What Houzz contributors are saying:
Bushfires are a fact of life here in Australia. While it’s not possible to entirely fireproof your home and garden, there are steps you can take to mitigate the fire risk. Here’s how:
What are the key elements in a healing garden? Sight: When designing your healing garden, think about how the colours in your flowers and foliage will work together. Look to balance plenty of soft, soothing colours with a few vivid pops of energising brights. Snapdragons are one of my favourite flowers as they come in a variety of bright and gentle colours. Taste: Consider planting citrus trees such as orange, lemon or lime, or vegetables that guests who visit your garden can pick and consume. Touch: When selecting plants, take into account their texture – the more variety in texture, the better. Soft ornamental grasses and ferns are two of my favourites. When choosing stones and paving, opt for smooth pebbles and curved paving over sharp or rigid ones.See more of this garden and read how it was transformed from a featureless backyard to a tropical retreat
18. Going troppo. Brisbane, QueenslandDesigner: Brannelly OutdoorRead about this garden was transformed from bland and featureless to a tropical retreat

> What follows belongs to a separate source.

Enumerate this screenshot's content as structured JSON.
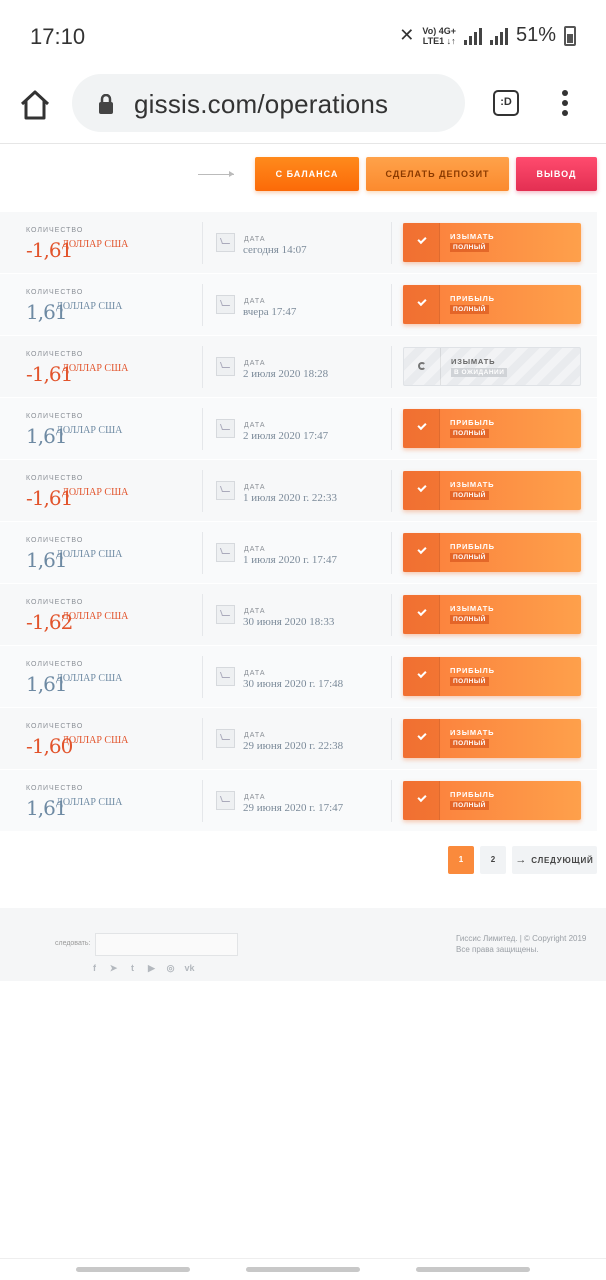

2. Paint your paling fences“The rule of thumb here is the darker the better,” says Darin Bradbury, director of MINT Pool + Landscape Design. “The first thing we do on all our projects is paint the boundary fences black or off-black, such as Colorbond Monument. Not only does the dark colour give those vertical surfaces around the garden a uniform finish, but it creates the perfect backdrop for all that green foliage.“Apply two coats of good-quality, outdoor-grade paint,” he says. “Using a sprayer will save you a lot of time. Add a little water to the paint to make it easier to spray and avoid windy days – your neighbour won’t appreciate the spray drift.”Bradbury says this job can be done relatively inexpensively. “You can hire a sprayer from Kennards for around $150 a day,” he says. “Buying 10 litres of good-quality, outdoor-grade paint will set you back around $200. Depending on the length of fences you have to paint, this upgrade will generally cost around $600 to $700 for a couple of days’ work. That’s fantastic bang for your buck.”
Little touches make this garden design stand out, such as planting Liriope under the bench, so the seat appears to float on a sea of greenBriefThe client wanted me to create a low-maintenance garden with a relaxed, retreat feel. He wanted everyone in the family to be able to spend time out here, relax and recharge. What were the client’s must-haves? A mature treeSeatingA lawn.